The possibility of Trump being the GOP nominee has grown in recent weeks as he racked up primary and caucus wins in the early presidential states of New Hampshire, Nevada and South Carolina. Tuesday’s multiple contests, mostly in Southern states, are not expected to serve as a breaker for the Trump surge.
Congressman Reid Ribble, R-Sherwood, one of the first GOP office-holders to publicly denounce Trump, has heightened his social media criticism of Trump in the wake of his most recent comments.
“For the record, condemning the KKK isn’t something you should have to think twice about. #nevertrump” Ribble posted to his Twitter account late Sunday.
The other four Republicans in the Congressional caucus — Speaker Paul Ryan, Sean Duffy, Glenn Grothman and Jim Sensenbrenner — didn’t respond to a request for comment Monday. Senate Majority Leader Scott Fitzgerald also didn’t respond.

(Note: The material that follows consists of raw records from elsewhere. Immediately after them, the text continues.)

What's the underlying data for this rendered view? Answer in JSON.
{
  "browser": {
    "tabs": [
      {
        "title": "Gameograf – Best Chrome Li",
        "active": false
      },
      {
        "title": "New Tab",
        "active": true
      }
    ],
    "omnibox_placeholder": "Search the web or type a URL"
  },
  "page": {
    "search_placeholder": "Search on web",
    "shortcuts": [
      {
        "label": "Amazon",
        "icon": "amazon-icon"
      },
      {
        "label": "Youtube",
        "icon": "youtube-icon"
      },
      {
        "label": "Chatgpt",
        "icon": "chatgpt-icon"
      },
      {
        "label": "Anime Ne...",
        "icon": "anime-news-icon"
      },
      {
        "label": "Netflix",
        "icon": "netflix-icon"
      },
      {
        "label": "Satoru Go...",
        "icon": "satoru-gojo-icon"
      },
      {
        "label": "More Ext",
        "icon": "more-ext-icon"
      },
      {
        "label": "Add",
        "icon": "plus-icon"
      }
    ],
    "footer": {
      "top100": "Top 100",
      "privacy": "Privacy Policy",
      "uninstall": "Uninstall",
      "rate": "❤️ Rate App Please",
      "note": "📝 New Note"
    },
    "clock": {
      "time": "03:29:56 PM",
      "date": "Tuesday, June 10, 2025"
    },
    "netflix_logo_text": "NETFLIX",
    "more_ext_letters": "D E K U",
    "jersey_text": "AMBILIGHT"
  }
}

Steineke, the Assembly majority leader who has been bashing Trump publicly on Twitter for weeks, said one reason more Republicans aren’t coming out against Trump is because they worry popular opposition to elected officials will cause their criticism of Trump to backfire. Franklin, the poll director, said another possibility is Republicans are worried about alienating a large swath of their own voters.
Asked whether Trump represents the Republican Party he sought to represent last year, Walker said “a number of his views and positions are different than mine.”
“Even if we don’t agree with every choice that certain candidates make or articulate, then the bottom line is you have to respect the voters and the process,” Walker said.
— The Racine Journal Times contributed to this report.